Poison oak is something you do not want to take home from a hike. Being able to recognize and avoid poison oak is critical trail knowledge for all levels of hikers. It is blooming bigger and glossier than I have ever seen it on our trails before. Here is some info on this very dangerous plant, and some tips on helping you if you think you have been exposed to its oil.

Source: wikipedia

“T. diversilobum is found in California (also the original name of Los Angeles; Yangna or Iyaanga/poison oak place),[2] the Baja California peninsulaNevadaOregonWashington, and British Columbia.[3] The related T. pubescens (eastern poison oak) is native to the Southeastern United States. T. diversilobum and T. rydbergii (western poison ivy) hybridize in the Columbia River Gorge area.[4]

It thrives in shady and dappled light through full and direct sunlight conditions, at elevations below 5,000 feet (1,500 m).[4] The vining form can climb up large shrub and tree trunks into their canopies. Sometimes it kills the support plant by smothering or breaking it.
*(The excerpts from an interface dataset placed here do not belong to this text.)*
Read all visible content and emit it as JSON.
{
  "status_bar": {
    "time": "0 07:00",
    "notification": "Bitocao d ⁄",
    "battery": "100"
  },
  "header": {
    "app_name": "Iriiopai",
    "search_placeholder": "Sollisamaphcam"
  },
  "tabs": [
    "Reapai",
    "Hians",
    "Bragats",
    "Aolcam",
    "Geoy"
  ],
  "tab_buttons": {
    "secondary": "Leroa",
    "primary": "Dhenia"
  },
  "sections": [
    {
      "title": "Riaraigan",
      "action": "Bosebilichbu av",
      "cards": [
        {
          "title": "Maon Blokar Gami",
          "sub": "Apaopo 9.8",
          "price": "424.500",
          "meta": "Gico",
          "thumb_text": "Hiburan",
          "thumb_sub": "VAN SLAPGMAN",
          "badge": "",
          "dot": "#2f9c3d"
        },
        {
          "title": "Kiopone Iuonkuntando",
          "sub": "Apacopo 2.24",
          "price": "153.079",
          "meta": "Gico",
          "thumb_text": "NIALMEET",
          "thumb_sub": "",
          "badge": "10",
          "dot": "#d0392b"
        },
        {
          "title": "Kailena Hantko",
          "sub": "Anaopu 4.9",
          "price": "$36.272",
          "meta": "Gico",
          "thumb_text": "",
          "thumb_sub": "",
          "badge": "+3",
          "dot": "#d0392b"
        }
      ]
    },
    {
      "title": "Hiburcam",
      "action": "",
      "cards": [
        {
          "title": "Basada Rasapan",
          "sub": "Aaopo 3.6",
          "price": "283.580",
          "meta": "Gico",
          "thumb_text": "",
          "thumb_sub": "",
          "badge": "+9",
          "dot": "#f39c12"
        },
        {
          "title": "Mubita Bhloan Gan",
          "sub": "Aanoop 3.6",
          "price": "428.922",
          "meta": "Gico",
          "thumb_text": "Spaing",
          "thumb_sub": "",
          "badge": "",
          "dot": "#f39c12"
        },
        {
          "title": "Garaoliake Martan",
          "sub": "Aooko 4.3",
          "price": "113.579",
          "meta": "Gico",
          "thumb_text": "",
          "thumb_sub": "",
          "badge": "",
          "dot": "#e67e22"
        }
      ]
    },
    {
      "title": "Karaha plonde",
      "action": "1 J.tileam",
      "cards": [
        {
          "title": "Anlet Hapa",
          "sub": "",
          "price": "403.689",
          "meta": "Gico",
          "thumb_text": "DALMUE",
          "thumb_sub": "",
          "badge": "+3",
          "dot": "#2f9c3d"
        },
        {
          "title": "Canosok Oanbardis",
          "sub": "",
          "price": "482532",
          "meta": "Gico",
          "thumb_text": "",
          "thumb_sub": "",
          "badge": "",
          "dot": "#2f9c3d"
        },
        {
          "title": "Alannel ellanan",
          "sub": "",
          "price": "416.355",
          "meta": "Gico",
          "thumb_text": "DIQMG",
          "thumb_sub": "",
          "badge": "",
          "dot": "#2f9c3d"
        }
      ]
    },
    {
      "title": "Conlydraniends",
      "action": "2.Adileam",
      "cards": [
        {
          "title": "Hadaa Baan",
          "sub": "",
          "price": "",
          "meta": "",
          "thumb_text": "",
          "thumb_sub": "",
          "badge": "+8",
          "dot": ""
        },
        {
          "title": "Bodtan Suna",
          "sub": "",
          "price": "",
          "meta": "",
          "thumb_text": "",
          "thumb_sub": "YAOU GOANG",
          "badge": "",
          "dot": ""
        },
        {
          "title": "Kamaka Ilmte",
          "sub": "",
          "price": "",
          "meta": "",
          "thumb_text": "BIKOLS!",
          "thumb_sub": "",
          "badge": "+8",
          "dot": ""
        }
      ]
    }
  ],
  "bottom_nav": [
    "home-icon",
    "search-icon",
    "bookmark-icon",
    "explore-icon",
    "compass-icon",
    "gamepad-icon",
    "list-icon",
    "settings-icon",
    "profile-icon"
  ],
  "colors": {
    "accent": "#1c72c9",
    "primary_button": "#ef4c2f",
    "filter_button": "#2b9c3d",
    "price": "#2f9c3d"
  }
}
The photos below are from a recent hike up to Las Trampas Ridge…Check out the flowering Poison oak and make sure to avoid it on your next mountain outing!
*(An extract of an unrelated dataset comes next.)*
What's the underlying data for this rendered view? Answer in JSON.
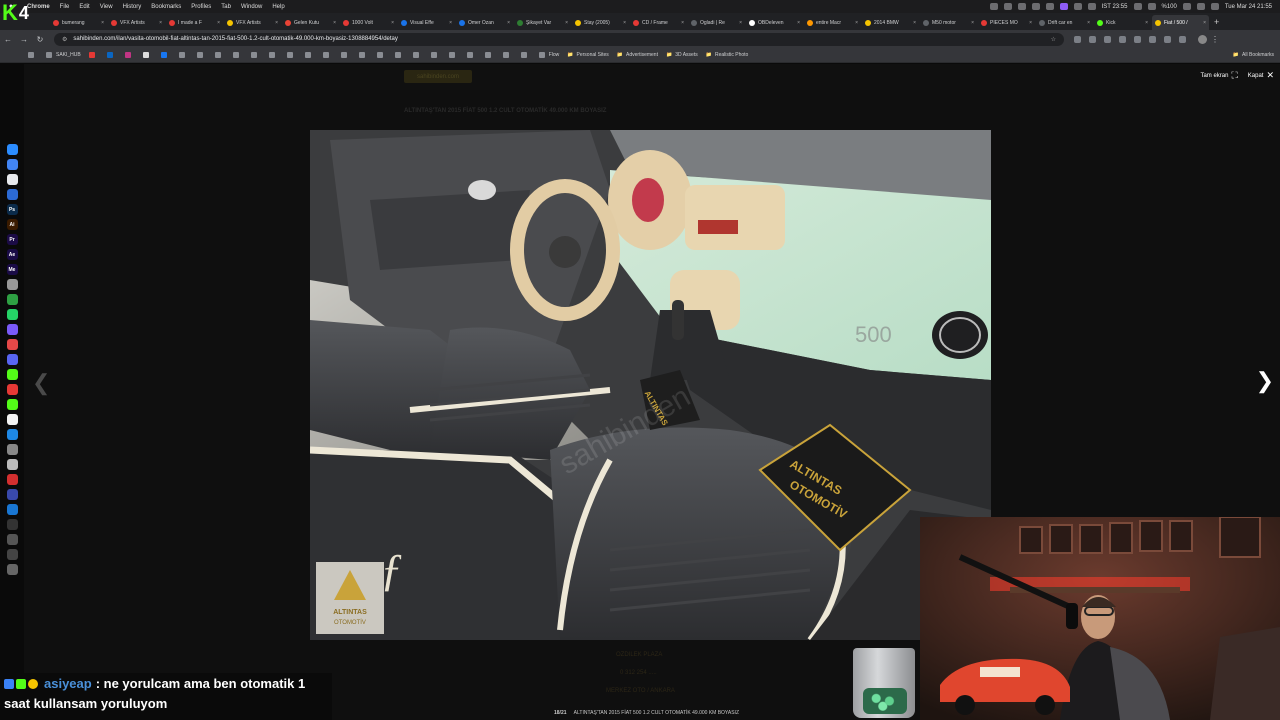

Glossy leaves of 3…this is poison OAK. Do not touch. One millionth of a molecule can start the rash, especially if you are allergic like me. The rest of the photos are non toxic. 🙂